Running my morning errands with Harper and Grant, I saw a woman working on a construction site today. I found myself wishing that Avery was with me. She loves seeing a girl in a hard hat.
When Avery's in the backseat of the car, or by my side for a walk, you'd be amazed at how different the world looks.
At the park yesterday, we could hear the faint cries
of marching band horns and the pounding of drums in the distance as we played. We
decided to try and track the band down (they march through our neighborhoods every Thursday in the springtime.)
We listened as hard as we could, then raced in the direction we thought
we heard them coming from. Avery said, "if we were snakes we could track
them down by their scent. If we smelled them going left , we'd go
left. If we smelled them coming right, we'd go right."
Then she wondered, "why don't worms have eyes ?"
"Maybe because they find things by scent, too, like snakes..." I suggested.
"Well," she said, "then why do snakes HAVE eyes?" Hmmm, I thought. Stumped.
At the zoo a few weeks ago, Avery stood in front of the crowds of kids at each exhibit, reciting facts from memory about each animal. Children listening eagerly, as she excitedly shared. She could have been reading from one of the placards, she was so spot on. How snakes shed their skin. The wing span of an eagle. The lifespan of each bug.
She's been sharing with me facts about the geography of Hawaii. And, on a recent car ride home, she gave her carpool buddies a lesson on fractions, explaining that when Siri directed them to turn left in a quarter of a mile, they should imagine a pie cut in four equal pieces.
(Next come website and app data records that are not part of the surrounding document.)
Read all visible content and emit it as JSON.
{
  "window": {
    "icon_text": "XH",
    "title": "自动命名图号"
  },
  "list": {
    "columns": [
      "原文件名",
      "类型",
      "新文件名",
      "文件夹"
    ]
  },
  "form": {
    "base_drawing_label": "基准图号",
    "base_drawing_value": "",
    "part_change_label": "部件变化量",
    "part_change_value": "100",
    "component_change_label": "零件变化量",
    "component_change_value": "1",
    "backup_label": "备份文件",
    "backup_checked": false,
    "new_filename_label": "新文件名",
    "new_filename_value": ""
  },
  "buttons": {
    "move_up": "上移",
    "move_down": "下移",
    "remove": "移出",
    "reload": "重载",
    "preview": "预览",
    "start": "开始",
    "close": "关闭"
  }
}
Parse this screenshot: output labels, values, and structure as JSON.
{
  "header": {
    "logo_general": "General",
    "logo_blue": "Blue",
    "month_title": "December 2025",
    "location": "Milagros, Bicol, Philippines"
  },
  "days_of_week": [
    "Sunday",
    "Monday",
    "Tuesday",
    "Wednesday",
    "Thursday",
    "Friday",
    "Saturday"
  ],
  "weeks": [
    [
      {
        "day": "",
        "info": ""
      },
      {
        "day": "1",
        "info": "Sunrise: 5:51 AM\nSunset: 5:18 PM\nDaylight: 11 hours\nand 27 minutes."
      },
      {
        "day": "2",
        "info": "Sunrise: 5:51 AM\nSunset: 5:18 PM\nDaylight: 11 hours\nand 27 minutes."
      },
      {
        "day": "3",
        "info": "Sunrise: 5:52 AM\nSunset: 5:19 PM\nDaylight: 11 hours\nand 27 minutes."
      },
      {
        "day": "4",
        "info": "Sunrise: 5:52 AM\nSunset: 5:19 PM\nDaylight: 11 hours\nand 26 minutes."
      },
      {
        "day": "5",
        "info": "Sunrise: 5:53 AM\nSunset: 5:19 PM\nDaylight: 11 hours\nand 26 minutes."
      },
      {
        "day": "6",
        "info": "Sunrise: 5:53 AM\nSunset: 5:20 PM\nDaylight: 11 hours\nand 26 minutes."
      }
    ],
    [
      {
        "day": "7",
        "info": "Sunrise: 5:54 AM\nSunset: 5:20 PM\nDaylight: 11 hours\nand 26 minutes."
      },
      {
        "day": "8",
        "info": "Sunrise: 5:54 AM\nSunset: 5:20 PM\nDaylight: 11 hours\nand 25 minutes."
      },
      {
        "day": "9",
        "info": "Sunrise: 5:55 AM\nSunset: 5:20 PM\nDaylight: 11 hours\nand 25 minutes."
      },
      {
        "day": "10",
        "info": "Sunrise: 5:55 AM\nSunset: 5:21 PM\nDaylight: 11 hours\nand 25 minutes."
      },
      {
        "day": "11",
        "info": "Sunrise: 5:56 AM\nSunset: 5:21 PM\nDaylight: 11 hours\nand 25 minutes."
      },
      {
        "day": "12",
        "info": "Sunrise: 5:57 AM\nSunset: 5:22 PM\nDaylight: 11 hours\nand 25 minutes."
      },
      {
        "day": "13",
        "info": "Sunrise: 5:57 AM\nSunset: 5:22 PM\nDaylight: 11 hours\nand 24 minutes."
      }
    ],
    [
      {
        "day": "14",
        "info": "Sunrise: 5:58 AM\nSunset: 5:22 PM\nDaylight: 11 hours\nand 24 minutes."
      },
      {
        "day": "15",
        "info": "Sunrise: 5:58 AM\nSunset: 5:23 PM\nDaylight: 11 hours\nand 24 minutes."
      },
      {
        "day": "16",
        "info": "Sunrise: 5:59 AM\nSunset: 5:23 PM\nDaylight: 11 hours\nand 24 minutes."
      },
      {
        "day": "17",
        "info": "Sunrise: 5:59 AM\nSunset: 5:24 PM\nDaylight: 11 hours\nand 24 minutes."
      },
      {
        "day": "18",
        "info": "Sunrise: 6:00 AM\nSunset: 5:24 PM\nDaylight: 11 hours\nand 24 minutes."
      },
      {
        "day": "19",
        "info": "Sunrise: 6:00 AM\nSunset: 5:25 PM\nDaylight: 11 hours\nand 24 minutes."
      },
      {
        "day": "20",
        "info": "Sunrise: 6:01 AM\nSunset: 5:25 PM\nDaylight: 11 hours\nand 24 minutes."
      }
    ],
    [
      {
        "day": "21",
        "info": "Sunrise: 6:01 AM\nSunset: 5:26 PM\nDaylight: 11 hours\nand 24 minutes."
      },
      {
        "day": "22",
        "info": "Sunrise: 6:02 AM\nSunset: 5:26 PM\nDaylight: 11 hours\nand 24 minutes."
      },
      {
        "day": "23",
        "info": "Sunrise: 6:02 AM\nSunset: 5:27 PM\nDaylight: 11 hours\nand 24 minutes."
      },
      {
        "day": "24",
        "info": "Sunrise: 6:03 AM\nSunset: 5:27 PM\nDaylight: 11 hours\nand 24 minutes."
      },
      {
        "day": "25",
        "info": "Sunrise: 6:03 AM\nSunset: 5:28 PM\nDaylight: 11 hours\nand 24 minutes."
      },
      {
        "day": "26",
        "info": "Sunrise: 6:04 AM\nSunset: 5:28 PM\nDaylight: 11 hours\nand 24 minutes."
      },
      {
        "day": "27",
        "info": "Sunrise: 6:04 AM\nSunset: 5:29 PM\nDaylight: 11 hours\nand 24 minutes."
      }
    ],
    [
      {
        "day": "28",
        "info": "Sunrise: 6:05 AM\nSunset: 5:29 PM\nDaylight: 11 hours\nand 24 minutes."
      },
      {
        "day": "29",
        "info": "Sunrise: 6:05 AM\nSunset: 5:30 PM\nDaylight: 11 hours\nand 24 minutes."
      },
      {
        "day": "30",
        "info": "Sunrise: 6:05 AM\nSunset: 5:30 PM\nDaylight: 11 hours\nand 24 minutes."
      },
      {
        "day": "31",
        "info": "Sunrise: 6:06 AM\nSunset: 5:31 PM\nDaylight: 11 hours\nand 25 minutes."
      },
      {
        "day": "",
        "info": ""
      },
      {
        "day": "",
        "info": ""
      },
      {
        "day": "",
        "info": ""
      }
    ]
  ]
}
The quarter of a mile, then, was one of those four pieces.
She says she wants to be an astronaut. And, I believe she will be, if she wants to be.